### [What you need to do]
Check every line of the data for the string "command" and copy the ones that have it.

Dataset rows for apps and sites
┄┄┄┄┄┄┄┄┄┄┄┄┄┄┄┄┄┄┄┄
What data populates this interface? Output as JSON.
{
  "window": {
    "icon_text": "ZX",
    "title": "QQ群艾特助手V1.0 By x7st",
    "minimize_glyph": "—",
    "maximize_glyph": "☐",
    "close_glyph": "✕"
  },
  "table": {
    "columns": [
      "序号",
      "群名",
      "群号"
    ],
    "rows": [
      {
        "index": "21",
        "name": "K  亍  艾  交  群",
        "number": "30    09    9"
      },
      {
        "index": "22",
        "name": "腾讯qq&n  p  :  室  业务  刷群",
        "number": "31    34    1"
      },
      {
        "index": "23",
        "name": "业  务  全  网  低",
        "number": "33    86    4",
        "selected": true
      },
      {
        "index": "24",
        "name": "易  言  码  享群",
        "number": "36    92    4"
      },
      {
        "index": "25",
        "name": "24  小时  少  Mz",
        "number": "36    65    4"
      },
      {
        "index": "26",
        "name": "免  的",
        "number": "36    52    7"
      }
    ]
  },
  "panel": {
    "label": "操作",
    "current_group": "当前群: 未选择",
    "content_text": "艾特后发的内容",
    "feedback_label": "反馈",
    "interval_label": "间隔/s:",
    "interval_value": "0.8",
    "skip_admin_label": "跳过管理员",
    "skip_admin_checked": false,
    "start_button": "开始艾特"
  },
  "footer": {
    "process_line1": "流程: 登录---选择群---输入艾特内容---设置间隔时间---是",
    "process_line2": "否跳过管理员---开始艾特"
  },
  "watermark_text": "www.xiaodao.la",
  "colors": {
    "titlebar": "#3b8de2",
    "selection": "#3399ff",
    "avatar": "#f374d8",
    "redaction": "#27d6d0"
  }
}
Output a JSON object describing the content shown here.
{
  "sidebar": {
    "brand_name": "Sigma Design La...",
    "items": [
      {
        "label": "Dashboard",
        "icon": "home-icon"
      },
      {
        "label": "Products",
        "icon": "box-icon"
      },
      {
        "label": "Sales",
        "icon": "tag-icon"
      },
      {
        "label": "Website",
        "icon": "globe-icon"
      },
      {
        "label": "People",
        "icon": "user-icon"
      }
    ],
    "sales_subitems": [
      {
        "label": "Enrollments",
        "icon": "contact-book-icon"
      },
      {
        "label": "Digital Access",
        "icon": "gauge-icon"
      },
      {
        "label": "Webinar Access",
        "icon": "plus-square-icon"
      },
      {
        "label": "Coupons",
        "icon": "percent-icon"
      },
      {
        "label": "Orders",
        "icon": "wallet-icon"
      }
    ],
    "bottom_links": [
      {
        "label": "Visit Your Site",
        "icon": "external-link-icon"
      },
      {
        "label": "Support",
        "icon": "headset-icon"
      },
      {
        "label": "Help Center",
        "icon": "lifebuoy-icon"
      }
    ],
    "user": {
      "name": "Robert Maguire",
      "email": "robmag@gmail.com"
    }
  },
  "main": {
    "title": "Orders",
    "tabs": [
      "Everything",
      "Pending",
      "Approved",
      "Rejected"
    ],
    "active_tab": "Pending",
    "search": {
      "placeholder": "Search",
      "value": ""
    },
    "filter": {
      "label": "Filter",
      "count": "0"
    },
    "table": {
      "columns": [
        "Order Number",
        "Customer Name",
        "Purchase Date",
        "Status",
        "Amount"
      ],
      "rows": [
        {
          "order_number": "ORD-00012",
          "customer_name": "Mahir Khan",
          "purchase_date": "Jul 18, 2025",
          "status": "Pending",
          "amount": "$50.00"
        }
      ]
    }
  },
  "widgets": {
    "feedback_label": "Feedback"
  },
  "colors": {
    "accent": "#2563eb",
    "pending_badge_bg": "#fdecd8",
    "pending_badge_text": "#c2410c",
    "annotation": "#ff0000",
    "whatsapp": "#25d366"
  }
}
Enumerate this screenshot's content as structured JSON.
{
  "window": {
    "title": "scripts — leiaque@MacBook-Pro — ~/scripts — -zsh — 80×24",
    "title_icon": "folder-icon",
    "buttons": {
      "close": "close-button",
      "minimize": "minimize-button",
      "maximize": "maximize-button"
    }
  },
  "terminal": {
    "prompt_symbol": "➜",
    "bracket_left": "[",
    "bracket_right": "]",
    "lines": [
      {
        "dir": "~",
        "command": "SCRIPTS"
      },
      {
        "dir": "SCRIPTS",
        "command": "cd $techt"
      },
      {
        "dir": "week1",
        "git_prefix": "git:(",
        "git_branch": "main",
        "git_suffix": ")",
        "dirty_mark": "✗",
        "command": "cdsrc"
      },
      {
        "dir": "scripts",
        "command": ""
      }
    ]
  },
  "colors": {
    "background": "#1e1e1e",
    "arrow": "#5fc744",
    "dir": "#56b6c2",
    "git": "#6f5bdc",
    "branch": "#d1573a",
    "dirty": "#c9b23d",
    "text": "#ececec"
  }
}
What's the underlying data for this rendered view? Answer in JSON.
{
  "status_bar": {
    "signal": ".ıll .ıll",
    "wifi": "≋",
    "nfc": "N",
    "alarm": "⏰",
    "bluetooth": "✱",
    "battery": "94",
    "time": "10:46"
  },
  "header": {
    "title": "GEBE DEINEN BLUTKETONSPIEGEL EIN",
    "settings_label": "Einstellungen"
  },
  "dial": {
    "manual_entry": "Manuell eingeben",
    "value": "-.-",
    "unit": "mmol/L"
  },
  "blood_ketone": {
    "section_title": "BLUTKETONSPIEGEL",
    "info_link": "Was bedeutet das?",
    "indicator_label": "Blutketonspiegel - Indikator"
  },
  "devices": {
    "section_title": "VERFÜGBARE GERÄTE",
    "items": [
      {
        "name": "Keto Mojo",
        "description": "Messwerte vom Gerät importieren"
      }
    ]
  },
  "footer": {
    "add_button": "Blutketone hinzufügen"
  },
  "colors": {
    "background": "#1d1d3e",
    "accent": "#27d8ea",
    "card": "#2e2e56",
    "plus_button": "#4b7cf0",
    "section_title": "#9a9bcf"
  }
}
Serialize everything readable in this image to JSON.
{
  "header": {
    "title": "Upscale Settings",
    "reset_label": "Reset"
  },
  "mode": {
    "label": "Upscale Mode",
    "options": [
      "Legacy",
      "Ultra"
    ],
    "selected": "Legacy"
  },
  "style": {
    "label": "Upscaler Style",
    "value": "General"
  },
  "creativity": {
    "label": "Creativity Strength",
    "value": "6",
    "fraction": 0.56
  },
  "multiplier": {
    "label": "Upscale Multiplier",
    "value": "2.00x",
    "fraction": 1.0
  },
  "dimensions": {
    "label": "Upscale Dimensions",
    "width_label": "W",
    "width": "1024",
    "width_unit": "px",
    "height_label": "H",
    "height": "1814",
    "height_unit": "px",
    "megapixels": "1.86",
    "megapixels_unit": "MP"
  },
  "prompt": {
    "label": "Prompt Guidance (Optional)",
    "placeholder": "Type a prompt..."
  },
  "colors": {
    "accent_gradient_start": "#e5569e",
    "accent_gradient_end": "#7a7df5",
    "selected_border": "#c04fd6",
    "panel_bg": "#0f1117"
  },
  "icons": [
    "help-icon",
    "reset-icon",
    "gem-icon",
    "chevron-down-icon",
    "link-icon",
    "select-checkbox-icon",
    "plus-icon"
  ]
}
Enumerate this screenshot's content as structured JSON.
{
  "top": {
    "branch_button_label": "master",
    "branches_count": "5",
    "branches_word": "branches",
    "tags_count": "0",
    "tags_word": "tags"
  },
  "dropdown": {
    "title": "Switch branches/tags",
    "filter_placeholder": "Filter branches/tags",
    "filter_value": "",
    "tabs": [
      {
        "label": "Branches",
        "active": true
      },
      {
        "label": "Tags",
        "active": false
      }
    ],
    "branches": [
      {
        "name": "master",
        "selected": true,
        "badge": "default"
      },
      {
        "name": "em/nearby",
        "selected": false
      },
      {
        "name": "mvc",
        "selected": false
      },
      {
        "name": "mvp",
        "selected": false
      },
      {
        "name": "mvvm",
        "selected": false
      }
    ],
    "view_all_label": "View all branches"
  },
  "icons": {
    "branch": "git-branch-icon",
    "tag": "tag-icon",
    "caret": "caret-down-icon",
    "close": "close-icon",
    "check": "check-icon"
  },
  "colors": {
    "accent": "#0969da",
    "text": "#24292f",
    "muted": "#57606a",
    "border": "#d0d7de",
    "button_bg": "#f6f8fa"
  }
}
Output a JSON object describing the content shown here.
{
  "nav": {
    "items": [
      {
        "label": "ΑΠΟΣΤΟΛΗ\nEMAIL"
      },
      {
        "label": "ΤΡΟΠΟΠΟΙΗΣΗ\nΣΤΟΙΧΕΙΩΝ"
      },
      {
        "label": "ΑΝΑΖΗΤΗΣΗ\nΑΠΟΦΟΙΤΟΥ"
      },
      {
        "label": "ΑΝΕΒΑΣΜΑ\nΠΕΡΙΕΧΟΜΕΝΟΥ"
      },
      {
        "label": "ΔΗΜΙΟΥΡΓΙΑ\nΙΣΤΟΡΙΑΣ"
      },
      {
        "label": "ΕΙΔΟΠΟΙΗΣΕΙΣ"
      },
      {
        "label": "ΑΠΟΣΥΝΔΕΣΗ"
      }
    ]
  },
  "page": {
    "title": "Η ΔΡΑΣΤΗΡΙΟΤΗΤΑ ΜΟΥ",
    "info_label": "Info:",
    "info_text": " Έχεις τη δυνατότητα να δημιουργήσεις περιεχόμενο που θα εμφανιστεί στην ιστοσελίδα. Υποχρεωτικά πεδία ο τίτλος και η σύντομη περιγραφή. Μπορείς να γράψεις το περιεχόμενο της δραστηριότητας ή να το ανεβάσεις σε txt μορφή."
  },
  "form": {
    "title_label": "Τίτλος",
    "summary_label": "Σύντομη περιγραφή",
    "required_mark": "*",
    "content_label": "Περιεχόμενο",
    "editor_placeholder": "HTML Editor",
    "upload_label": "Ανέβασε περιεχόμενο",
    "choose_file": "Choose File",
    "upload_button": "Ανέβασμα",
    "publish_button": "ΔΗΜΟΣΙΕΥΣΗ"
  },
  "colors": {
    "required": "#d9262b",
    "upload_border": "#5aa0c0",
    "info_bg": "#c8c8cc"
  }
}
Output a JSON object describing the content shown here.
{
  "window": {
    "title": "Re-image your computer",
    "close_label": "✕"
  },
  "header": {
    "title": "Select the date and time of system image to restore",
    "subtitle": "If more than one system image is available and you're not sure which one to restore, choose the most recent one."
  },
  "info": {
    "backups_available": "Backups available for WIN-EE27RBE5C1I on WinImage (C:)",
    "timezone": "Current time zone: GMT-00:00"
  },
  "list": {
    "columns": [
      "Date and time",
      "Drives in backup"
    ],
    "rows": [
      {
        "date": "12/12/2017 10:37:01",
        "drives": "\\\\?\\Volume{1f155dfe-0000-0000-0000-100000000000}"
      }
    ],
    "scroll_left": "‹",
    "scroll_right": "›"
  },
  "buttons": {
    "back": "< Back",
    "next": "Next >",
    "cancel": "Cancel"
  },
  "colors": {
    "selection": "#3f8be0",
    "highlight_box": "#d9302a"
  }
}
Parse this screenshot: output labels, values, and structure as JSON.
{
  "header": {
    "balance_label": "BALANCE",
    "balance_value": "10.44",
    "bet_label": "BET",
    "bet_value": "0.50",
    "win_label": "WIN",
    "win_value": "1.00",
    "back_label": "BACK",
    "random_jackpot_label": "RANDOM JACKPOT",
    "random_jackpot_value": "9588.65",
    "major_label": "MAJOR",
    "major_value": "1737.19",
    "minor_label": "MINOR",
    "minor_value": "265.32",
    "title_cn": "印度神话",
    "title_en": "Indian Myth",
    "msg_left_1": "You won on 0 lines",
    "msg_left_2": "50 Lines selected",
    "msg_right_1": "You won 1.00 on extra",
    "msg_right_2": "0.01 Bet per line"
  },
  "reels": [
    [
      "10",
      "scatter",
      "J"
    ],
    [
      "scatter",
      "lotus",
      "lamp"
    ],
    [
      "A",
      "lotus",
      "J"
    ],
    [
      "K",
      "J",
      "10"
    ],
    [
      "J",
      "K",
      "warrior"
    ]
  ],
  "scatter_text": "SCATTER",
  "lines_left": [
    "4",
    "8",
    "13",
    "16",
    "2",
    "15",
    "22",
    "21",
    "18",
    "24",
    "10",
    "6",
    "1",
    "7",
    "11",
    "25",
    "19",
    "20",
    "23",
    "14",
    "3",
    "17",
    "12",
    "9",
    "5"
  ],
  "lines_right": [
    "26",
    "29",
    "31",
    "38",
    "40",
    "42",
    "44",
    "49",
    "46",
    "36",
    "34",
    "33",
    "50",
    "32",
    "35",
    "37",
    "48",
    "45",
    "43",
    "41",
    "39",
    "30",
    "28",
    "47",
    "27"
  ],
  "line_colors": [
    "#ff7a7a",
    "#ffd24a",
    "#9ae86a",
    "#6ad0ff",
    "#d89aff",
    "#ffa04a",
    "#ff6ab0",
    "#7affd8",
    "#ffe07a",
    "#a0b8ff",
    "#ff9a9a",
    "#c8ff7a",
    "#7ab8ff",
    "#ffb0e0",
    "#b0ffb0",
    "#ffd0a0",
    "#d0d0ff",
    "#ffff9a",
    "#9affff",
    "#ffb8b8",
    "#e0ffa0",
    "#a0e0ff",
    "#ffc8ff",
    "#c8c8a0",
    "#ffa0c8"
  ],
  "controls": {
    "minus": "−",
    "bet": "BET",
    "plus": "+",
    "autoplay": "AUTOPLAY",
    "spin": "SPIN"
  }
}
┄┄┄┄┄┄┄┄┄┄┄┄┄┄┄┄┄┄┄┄
### [Completed task]
        "command": "SCRIPTS"
        "command": "cd $techt"
        "command": "cdsrc"
        "command": ""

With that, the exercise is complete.